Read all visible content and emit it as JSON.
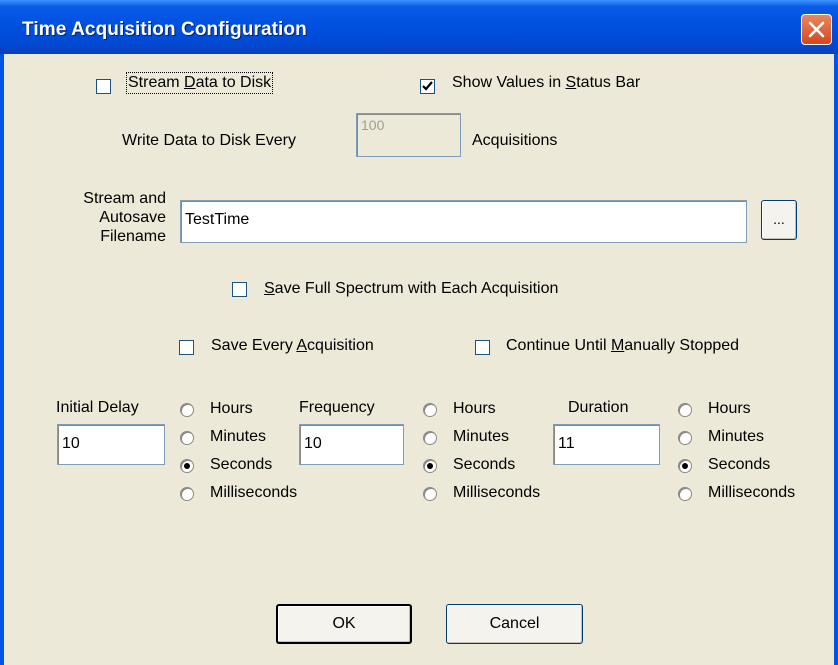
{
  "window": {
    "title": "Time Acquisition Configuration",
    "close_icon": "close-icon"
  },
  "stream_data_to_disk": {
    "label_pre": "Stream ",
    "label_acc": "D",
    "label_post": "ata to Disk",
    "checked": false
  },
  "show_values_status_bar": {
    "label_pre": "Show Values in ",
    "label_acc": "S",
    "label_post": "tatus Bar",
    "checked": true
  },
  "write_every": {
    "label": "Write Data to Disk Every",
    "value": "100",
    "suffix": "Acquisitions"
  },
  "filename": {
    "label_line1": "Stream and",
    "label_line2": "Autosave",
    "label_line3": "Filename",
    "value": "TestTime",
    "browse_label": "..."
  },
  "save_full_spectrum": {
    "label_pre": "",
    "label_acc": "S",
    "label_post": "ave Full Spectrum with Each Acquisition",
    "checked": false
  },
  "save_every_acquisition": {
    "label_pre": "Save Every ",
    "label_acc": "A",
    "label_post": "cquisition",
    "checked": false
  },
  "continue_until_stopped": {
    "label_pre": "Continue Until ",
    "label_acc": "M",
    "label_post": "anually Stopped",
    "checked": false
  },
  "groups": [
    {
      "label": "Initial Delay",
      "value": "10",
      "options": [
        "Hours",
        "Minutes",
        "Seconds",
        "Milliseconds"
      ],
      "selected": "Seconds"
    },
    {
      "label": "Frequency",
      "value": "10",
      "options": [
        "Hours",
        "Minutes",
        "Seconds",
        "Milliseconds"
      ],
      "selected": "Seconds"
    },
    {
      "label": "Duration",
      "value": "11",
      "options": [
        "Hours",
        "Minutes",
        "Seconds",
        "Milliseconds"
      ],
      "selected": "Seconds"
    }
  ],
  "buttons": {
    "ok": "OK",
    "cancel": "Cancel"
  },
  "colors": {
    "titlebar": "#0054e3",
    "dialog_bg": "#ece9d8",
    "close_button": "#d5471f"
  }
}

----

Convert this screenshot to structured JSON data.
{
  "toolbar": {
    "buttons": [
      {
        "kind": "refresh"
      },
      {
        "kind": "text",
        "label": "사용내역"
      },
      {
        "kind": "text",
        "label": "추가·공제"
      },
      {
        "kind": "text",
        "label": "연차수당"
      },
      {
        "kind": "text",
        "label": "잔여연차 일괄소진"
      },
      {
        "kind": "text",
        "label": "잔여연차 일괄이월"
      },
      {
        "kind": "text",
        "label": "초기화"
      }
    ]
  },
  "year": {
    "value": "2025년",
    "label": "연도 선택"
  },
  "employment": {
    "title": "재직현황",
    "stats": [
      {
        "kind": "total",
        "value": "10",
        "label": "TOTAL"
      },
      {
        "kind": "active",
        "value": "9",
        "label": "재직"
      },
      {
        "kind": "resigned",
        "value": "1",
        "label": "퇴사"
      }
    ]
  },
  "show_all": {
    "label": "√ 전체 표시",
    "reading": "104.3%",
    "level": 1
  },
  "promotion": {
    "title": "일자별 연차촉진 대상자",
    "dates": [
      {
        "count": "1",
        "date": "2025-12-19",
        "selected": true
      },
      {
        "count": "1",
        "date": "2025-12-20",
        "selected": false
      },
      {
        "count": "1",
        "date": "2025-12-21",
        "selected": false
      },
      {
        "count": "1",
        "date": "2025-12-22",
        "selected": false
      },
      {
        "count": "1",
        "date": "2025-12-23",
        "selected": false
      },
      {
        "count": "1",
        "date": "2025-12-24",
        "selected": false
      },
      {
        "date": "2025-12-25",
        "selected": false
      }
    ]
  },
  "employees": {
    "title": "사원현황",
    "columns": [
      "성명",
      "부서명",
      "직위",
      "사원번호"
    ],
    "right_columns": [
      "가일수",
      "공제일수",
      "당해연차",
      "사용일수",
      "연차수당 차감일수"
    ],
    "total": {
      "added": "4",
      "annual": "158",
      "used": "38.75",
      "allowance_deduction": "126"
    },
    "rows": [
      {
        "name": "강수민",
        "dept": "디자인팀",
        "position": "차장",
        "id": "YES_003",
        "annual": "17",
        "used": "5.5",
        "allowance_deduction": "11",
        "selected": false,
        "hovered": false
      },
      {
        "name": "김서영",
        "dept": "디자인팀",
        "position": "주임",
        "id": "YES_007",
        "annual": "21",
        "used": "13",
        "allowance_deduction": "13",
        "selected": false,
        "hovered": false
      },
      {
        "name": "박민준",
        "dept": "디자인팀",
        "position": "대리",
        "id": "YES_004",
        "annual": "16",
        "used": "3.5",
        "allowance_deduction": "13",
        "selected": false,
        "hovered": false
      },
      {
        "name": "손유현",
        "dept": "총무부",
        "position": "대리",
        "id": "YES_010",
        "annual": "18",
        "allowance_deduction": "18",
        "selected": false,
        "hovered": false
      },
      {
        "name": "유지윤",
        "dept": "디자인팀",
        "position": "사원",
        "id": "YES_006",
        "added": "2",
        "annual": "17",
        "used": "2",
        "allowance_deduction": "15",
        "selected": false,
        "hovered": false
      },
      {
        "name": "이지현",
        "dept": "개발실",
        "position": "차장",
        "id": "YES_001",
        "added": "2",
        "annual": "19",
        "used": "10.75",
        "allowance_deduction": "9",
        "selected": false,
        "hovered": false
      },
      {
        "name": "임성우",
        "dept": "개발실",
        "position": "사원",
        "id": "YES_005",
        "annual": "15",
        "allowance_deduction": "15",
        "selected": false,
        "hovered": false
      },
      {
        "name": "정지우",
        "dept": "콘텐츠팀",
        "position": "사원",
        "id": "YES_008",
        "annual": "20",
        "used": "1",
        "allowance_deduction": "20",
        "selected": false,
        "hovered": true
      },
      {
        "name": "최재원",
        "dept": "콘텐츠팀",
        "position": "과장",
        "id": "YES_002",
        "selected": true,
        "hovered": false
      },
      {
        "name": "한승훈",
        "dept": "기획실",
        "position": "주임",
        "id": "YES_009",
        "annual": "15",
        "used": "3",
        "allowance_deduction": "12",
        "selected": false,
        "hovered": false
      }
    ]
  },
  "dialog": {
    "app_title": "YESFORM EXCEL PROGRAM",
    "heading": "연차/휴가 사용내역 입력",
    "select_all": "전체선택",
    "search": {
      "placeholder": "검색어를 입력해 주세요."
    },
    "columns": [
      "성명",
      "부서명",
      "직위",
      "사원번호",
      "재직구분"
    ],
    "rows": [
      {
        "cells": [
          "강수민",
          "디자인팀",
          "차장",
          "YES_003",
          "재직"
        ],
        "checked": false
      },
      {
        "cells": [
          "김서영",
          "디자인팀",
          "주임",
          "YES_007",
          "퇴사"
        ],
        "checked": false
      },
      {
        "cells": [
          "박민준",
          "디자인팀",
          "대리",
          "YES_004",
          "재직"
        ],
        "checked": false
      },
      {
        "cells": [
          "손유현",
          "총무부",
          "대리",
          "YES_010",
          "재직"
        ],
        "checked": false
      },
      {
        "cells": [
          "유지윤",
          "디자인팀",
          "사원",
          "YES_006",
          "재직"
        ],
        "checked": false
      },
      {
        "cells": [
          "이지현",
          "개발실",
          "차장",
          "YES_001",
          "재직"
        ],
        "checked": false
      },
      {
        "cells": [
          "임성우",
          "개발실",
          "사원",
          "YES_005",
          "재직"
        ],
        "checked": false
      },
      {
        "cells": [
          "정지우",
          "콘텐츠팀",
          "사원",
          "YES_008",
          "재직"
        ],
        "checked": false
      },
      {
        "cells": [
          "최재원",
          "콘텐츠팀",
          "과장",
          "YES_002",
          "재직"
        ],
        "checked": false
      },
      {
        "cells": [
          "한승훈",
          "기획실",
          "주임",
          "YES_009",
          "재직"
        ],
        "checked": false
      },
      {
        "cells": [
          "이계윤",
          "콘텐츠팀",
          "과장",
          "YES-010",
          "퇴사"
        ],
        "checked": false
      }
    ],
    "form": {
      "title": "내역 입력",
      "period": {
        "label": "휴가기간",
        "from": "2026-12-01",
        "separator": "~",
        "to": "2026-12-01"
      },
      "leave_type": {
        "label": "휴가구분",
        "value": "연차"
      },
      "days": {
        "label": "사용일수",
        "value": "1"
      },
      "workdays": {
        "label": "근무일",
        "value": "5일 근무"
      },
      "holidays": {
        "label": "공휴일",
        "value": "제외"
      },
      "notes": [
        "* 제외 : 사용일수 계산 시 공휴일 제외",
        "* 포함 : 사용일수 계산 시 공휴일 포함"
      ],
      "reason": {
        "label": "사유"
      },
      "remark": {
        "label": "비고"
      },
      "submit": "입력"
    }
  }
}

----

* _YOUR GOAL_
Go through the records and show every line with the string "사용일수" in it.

* _ANSWER TO THIS PROBLEM_
      "사용일수",
        "label": "사용일수",
        "* 제외 : 사용일수 계산 시 공휴일 제외",
        "* 포함 : 사용일수 계산 시 공휴일 포함"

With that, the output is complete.